Even though the young man of God had proclaimed that God would punish Jeroboam for his evil ways, the king persists. Our author observes editorially,  “This matter became sin to the house of Jeroboam, so as to cut it off and to destroy it from the face of the earth” (13:34) He then tells how Jeroboam’s wife goes the prophet Ahijah, who gives her the bad news that God has decreed that her ill son will die as soon as she sets foot in Jerusalem. He adds the additional bad news that because Jeroboam has not followed David’s example, but has “done evil above all those who were before you and have gone and made for yourself other gods, and cast images, provoking me to anger, and have thrust me behind your back” (14:9), God will “cut off from Jeroboam every male, both bond and free in Israel, and will consume the house of Jeroboam, just as one burns up dung” (14:10).  And furthermore…”the Lord will raise up for himself a king over Israel, who shall cut off the house of Jeroboam today, even right now!” (14:14)

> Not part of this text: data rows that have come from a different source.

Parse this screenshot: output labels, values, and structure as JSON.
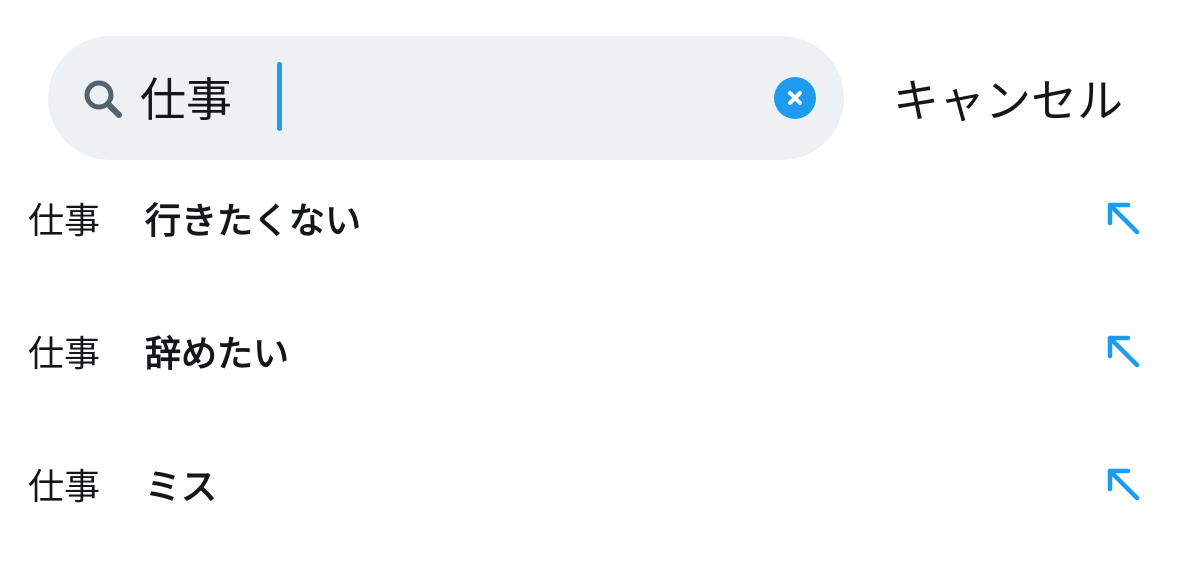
{
  "search": {
    "query": "仕事",
    "clear_icon": "clear-circle-icon",
    "cancel_label": "キャンセル",
    "icon": "search-icon"
  },
  "suggestions": [
    {
      "query": "仕事",
      "completion": "行きたくない",
      "icon": "fill-query-arrow-icon"
    },
    {
      "query": "仕事",
      "completion": "辞めたい",
      "icon": "fill-query-arrow-icon"
    },
    {
      "query": "仕事",
      "completion": "ミス",
      "icon": "fill-query-arrow-icon"
    }
  ],
  "colors": {
    "accent": "#1d9bf0",
    "search_background": "#eef1f3",
    "search_icon": "#536471",
    "text": "#14171a"
  }
}
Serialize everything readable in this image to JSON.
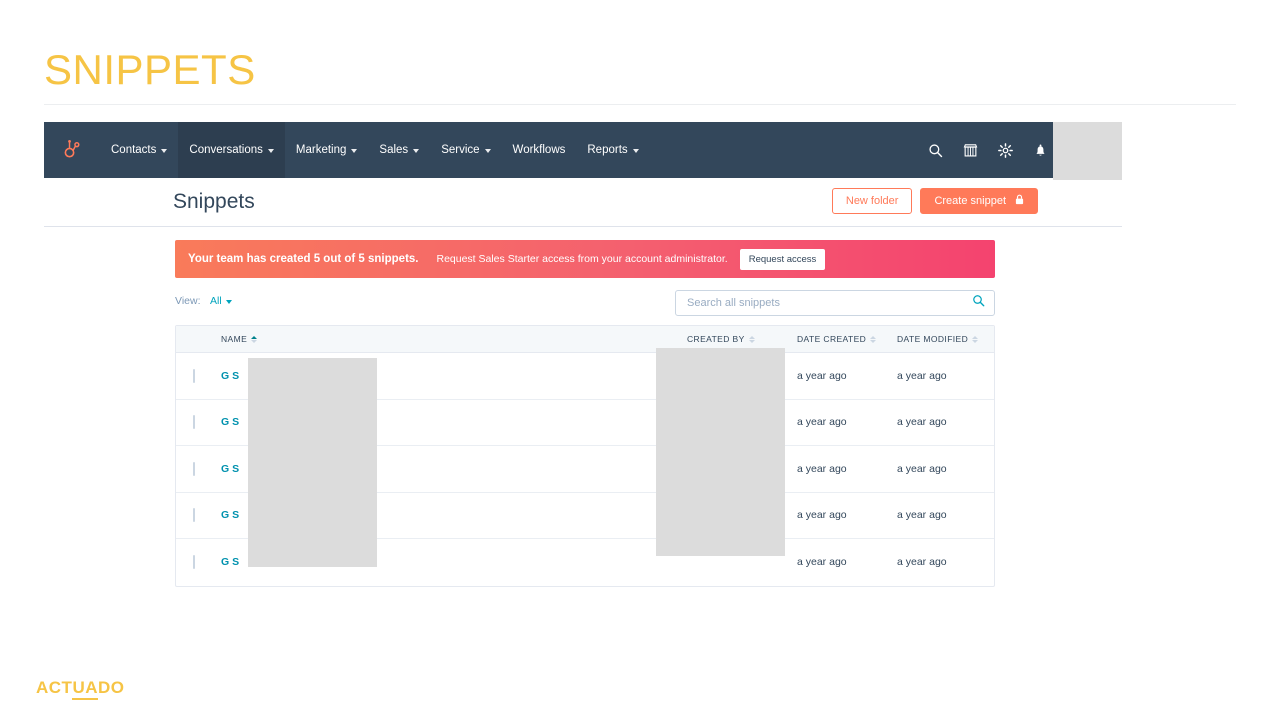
{
  "slide": {
    "title": "SNIPPETS",
    "footer_logo_part1": "ACT",
    "footer_logo_underlined": "UA",
    "footer_logo_part2": "DO",
    "accent_yellow": "#F6C445"
  },
  "topnav": {
    "logo_icon": "hubspot-sprocket-icon",
    "background": "#33475b",
    "items": [
      {
        "label": "Contacts",
        "has_caret": true,
        "active": false
      },
      {
        "label": "Conversations",
        "has_caret": true,
        "active": true
      },
      {
        "label": "Marketing",
        "has_caret": true,
        "active": false
      },
      {
        "label": "Sales",
        "has_caret": true,
        "active": false
      },
      {
        "label": "Service",
        "has_caret": true,
        "active": false
      },
      {
        "label": "Workflows",
        "has_caret": false,
        "active": false
      },
      {
        "label": "Reports",
        "has_caret": true,
        "active": false
      }
    ],
    "right_icons": [
      "search-icon",
      "marketplace-icon",
      "settings-gear-icon",
      "notifications-bell-icon"
    ]
  },
  "page_header": {
    "title": "Snippets",
    "new_folder_label": "New folder",
    "create_snippet_label": "Create snippet",
    "create_snippet_lock": "A",
    "primary_color": "#ff7a59"
  },
  "banner": {
    "headline": "Your team has created 5 out of 5 snippets.",
    "message": "Request Sales Starter access from your account administrator.",
    "button_label": "Request access",
    "gradient_from": "#f97b5a",
    "gradient_to": "#f4436f"
  },
  "filters": {
    "view_label": "View:",
    "view_value": "All",
    "search_placeholder": "Search all snippets",
    "search_value": "",
    "link_color": "#00a4bd"
  },
  "table": {
    "columns": [
      {
        "key": "name",
        "label": "NAME",
        "sorted": "asc"
      },
      {
        "key": "created_by",
        "label": "CREATED BY",
        "sorted": "none"
      },
      {
        "key": "date_created",
        "label": "DATE CREATED",
        "sorted": "none"
      },
      {
        "key": "date_modified",
        "label": "DATE MODIFIED",
        "sorted": "none"
      }
    ],
    "rows": [
      {
        "name": "G S",
        "created_by": "",
        "date_created": "a year ago",
        "date_modified": "a year ago"
      },
      {
        "name": "G S",
        "created_by": "",
        "date_created": "a year ago",
        "date_modified": "a year ago"
      },
      {
        "name": "G S",
        "created_by": "",
        "date_created": "a year ago",
        "date_modified": "a year ago"
      },
      {
        "name": "G S",
        "created_by": "",
        "date_created": "a year ago",
        "date_modified": "a year ago"
      },
      {
        "name": "G S",
        "created_by": "",
        "date_created": "a year ago",
        "date_modified": "a year ago"
      }
    ]
  }
}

The wife returns to Jerusalem, whereupon her son dies. One can only imagine the scene where she delivers the prophet’s bad news to the king.

As we know, the northern kingdom is eventually conquered by the Assyrians and disappears forever. Yet, before that happens, it appears that Jeroboam continued to reign and rather than being conquered, dies a natural death and his son Nadab succeeded him. So, did Ahijah’s prophecy come true? Certainly in the long run, but the short run seems more problematic.

John 17:1-19: Jesus prays for his disciples in what we now call the High Priestly prayer. There is so much packed into these 19 verses. The entire prayer achieves an unprecedented level of profundity we have not seen before in the Bible. And the verses that resonate for me are Jesus’ plea to the Father that the disciples be protected: “I speak these things in the world so that they may have my joy made complete in themselves. I have given them your word, and the world has hated them because they do not belong to the world, just as I do not belong to the world. I am not asking you to take them out of the world, but I ask you to protect them from the evil one.” (14, 15) Because Jesus prays not just for protection, which we would expect, but that they are Jesus expression of joy “made complete in themselves.”

Protection and joy. And finally, “that they also may be sanctified in truth.” If I have faith in Jesus then I am sanctified. Not just sanctified, but sanctified in truth. So, why do I doubt? The enormity of this gift is too much to even fathom.